Entries taken from a collection
^^^^

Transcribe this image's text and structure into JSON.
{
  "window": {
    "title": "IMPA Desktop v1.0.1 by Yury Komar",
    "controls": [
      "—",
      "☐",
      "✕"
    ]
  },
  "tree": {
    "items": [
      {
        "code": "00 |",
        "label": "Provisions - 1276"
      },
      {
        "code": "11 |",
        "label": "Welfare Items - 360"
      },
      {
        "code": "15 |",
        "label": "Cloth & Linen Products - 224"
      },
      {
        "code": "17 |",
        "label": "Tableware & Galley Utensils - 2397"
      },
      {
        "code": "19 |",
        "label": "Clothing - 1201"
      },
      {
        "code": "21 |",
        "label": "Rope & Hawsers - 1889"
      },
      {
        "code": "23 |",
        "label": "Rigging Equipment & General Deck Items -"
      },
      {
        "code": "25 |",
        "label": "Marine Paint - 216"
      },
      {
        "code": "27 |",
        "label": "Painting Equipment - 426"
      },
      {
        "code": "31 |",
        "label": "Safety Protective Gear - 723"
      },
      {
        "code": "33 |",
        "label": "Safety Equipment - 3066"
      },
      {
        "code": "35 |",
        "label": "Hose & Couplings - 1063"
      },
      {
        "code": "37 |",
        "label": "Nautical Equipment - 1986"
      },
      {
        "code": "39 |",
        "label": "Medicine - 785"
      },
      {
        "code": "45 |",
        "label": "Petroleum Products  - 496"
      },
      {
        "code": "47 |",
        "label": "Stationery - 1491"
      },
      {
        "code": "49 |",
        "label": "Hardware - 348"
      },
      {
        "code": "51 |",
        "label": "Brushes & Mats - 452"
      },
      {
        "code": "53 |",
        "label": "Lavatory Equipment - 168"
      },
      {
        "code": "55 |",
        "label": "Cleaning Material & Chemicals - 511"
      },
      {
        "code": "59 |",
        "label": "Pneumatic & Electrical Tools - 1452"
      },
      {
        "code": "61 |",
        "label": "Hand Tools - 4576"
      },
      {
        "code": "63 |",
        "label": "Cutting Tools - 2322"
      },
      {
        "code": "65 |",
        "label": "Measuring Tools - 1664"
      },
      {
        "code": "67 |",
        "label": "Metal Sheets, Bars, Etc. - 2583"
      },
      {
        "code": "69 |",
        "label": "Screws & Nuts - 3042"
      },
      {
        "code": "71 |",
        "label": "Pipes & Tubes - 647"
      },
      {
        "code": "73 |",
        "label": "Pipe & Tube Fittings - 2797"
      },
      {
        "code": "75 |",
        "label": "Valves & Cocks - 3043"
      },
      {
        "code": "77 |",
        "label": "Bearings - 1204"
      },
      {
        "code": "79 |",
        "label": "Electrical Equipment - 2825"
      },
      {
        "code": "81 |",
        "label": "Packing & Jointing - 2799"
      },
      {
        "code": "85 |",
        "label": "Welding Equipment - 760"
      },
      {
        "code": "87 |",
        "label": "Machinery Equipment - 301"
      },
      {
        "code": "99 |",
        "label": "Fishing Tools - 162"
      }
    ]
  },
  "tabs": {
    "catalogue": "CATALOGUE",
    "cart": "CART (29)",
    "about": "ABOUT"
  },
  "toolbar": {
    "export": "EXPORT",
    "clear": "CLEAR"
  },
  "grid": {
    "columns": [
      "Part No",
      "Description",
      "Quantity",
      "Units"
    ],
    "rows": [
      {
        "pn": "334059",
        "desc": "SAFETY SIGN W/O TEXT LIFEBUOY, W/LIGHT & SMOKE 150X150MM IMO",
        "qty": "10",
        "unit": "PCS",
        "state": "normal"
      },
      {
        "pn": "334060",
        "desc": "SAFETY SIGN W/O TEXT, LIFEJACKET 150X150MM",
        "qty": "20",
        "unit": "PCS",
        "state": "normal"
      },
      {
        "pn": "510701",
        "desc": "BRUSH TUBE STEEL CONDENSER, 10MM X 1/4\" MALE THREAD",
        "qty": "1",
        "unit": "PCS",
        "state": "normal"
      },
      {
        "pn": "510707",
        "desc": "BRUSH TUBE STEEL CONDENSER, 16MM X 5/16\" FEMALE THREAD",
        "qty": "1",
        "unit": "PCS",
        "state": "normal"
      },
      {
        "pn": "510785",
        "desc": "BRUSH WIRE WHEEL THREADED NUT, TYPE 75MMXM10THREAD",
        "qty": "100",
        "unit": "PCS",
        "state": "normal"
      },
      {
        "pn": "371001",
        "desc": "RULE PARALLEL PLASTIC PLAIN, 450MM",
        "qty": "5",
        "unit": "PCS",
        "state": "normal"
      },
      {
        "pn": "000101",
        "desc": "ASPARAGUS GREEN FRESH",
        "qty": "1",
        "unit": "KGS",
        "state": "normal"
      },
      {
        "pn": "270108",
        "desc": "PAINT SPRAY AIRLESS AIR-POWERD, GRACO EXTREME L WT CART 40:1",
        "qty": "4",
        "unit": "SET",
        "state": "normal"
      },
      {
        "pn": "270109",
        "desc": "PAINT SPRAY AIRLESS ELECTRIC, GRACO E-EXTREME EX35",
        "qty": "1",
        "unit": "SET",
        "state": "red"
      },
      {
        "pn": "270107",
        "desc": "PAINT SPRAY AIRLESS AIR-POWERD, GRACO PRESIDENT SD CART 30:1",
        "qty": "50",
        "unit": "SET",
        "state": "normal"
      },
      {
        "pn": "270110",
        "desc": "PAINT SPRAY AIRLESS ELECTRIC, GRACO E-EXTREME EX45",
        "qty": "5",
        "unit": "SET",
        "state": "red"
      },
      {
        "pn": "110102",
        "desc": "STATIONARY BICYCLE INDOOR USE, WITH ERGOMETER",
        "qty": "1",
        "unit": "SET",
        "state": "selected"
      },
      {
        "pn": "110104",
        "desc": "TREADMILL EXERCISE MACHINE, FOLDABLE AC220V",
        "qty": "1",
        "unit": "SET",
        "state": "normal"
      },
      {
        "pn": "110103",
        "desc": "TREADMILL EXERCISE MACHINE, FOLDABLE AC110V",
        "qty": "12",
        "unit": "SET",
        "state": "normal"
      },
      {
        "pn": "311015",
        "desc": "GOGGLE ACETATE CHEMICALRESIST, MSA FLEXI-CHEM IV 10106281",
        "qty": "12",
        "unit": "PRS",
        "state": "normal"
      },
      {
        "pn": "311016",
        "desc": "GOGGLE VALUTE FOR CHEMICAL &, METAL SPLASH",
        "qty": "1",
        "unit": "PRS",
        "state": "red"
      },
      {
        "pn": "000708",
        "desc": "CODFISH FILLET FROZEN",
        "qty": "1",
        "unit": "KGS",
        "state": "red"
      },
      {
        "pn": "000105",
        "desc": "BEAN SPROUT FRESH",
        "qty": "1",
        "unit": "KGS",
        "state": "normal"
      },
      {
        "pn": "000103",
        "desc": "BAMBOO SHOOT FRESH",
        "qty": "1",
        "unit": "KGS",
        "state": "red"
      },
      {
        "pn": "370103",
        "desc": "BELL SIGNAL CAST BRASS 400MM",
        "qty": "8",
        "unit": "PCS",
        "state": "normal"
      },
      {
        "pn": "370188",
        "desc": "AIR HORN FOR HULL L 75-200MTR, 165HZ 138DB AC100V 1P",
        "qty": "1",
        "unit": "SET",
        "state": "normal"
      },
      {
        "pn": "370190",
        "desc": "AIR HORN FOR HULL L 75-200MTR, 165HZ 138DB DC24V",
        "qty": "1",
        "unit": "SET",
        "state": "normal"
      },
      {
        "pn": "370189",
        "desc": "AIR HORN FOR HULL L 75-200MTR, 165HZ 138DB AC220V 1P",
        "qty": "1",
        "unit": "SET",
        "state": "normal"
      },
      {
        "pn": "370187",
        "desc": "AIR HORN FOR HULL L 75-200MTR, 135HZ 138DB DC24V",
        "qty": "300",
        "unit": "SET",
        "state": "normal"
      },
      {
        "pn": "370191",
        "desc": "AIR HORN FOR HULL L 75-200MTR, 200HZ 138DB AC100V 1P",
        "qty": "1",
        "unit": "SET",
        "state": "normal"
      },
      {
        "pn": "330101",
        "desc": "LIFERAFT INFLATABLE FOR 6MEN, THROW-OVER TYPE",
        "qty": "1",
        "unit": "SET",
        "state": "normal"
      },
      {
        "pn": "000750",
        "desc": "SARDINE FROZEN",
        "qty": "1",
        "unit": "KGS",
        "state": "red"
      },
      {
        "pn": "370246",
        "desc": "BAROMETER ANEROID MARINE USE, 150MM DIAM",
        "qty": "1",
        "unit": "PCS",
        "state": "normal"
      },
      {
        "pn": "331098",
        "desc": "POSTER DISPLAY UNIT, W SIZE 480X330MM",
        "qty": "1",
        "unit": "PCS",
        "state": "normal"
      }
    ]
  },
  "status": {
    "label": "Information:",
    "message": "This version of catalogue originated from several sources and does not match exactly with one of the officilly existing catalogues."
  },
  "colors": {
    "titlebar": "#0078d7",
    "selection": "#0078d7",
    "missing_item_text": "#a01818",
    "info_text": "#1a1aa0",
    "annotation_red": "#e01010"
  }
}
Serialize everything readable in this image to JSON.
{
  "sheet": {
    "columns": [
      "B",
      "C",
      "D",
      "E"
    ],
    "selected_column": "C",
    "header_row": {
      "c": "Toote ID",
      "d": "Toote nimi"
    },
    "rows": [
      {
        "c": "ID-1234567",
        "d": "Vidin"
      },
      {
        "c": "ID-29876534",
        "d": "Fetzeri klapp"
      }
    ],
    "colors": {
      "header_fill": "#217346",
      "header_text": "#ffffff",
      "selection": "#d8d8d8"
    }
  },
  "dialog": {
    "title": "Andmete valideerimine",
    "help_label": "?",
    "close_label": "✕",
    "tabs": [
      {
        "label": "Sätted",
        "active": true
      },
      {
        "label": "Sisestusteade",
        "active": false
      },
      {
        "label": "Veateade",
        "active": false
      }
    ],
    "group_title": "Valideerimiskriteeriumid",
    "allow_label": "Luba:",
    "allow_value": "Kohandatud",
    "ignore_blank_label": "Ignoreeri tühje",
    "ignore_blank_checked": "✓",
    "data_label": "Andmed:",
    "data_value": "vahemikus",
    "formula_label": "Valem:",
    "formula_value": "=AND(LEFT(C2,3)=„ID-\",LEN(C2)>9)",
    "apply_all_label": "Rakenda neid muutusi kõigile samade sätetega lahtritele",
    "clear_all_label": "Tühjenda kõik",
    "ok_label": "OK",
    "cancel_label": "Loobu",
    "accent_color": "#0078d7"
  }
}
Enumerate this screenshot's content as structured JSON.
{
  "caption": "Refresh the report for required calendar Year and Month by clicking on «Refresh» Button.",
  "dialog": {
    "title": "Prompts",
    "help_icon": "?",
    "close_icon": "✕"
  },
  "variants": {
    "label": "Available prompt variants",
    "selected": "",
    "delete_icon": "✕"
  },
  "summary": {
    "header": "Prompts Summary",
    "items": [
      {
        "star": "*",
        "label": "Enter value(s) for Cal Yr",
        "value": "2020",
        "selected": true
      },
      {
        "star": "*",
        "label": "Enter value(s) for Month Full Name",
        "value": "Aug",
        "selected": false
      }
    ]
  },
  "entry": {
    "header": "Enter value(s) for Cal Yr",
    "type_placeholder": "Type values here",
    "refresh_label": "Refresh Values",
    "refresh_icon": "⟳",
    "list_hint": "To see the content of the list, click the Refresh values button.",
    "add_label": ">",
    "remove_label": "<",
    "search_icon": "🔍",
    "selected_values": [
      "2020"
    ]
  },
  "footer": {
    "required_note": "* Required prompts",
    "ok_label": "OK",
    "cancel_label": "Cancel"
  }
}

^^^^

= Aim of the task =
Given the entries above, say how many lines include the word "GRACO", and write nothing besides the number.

= Answer below =
4